**WORK TO BE COMPLETED**
Filter the entries for the word "name". Copy each line in which it occurs.
+ + + + +
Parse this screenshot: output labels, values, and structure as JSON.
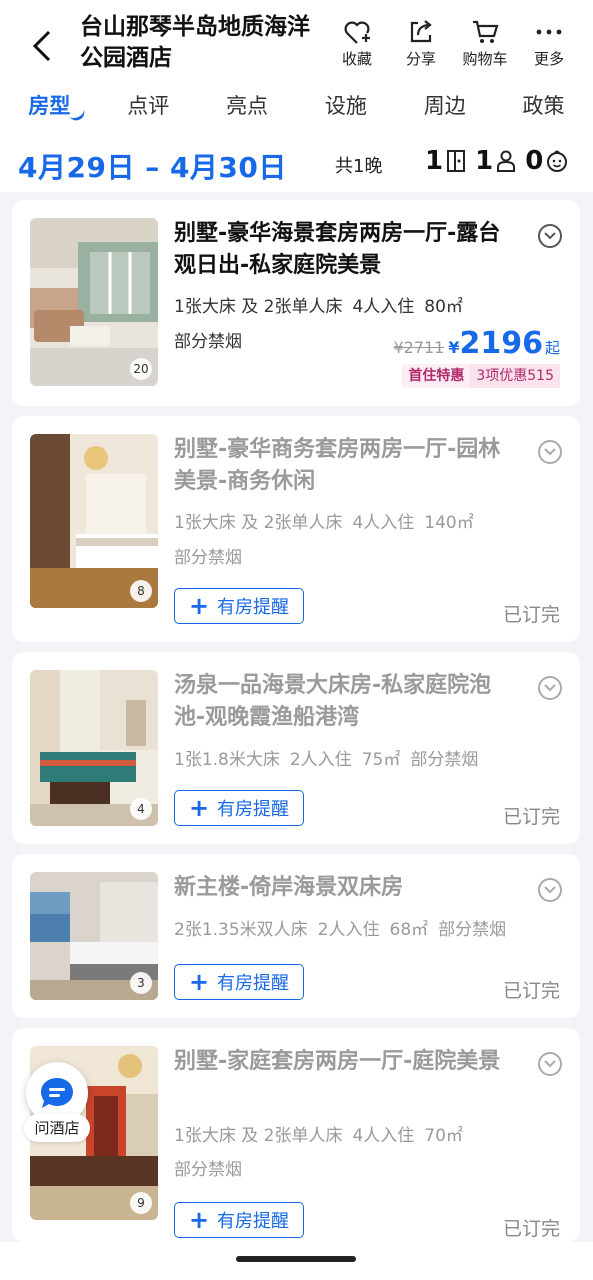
{
  "header": {
    "title": "台山那琴半岛地质海洋公园酒店",
    "actions": [
      {
        "label": "收藏",
        "icon": "heart-plus-icon"
      },
      {
        "label": "分享",
        "icon": "share-icon"
      },
      {
        "label": "购物车",
        "icon": "cart-icon"
      },
      {
        "label": "更多",
        "icon": "more-icon"
      }
    ]
  },
  "tabs": [
    "房型",
    "点评",
    "亮点",
    "设施",
    "周边",
    "政策"
  ],
  "datebar": {
    "dates": "4月29日 – 4月30日",
    "nights": "共1晚",
    "rooms": "1",
    "adults": "1",
    "children": "0"
  },
  "rooms": [
    {
      "name": "别墅-豪华海景套房两房一厅-露台观日出-私家庭院美景",
      "beds": "1张大床 及 2张单人床",
      "guests": "4人入住",
      "area": "80㎡",
      "smoking": "部分禁烟",
      "photo_count": "20",
      "original_price": "¥2711",
      "currency": "¥",
      "price": "2196",
      "price_suffix": "起",
      "promo_tag": "首住特惠",
      "promo_detail": "3项优惠515"
    },
    {
      "name": "别墅-豪华商务套房两房一厅-园林美景-商务休闲",
      "beds": "1张大床 及 2张单人床",
      "guests": "4人入住",
      "area": "140㎡",
      "smoking": "部分禁烟",
      "photo_count": "8",
      "remind": "有房提醒",
      "status": "已订完"
    },
    {
      "name": "汤泉一品海景大床房-私家庭院泡池-观晚霞渔船港湾",
      "beds": "1张1.8米大床",
      "guests": "2人入住",
      "area": "75㎡",
      "smoking": "部分禁烟",
      "photo_count": "4",
      "remind": "有房提醒",
      "status": "已订完"
    },
    {
      "name": "新主楼-倚岸海景双床房",
      "beds": "2张1.35米双人床",
      "guests": "2人入住",
      "area": "68㎡",
      "smoking": "部分禁烟",
      "photo_count": "3",
      "remind": "有房提醒",
      "status": "已订完"
    },
    {
      "name": "别墅-家庭套房两房一厅-庭院美景",
      "beds": "1张大床 及 2张单人床",
      "guests": "4人入住",
      "area": "70㎡",
      "smoking": "部分禁烟",
      "photo_count": "9",
      "remind": "有房提醒",
      "status": "已订完"
    }
  ],
  "ask_hotel": "问酒店",
  "colors": {
    "accent": "#1769e8",
    "promo": "#b22a6a",
    "muted": "#9a9a9a"
  }
}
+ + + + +
**ANSWER FOR THIS EXERCISE**
      "name": "别墅-豪华海景套房两房一厅-露台观日出-私家庭院美景",
      "name": "别墅-豪华商务套房两房一厅-园林美景-商务休闲",
      "name": "汤泉一品海景大床房-私家庭院泡池-观晚霞渔船港湾",
      "name": "新主楼-倚岸海景双床房",
      "name": "别墅-家庭套房两房一厅-庭院美景",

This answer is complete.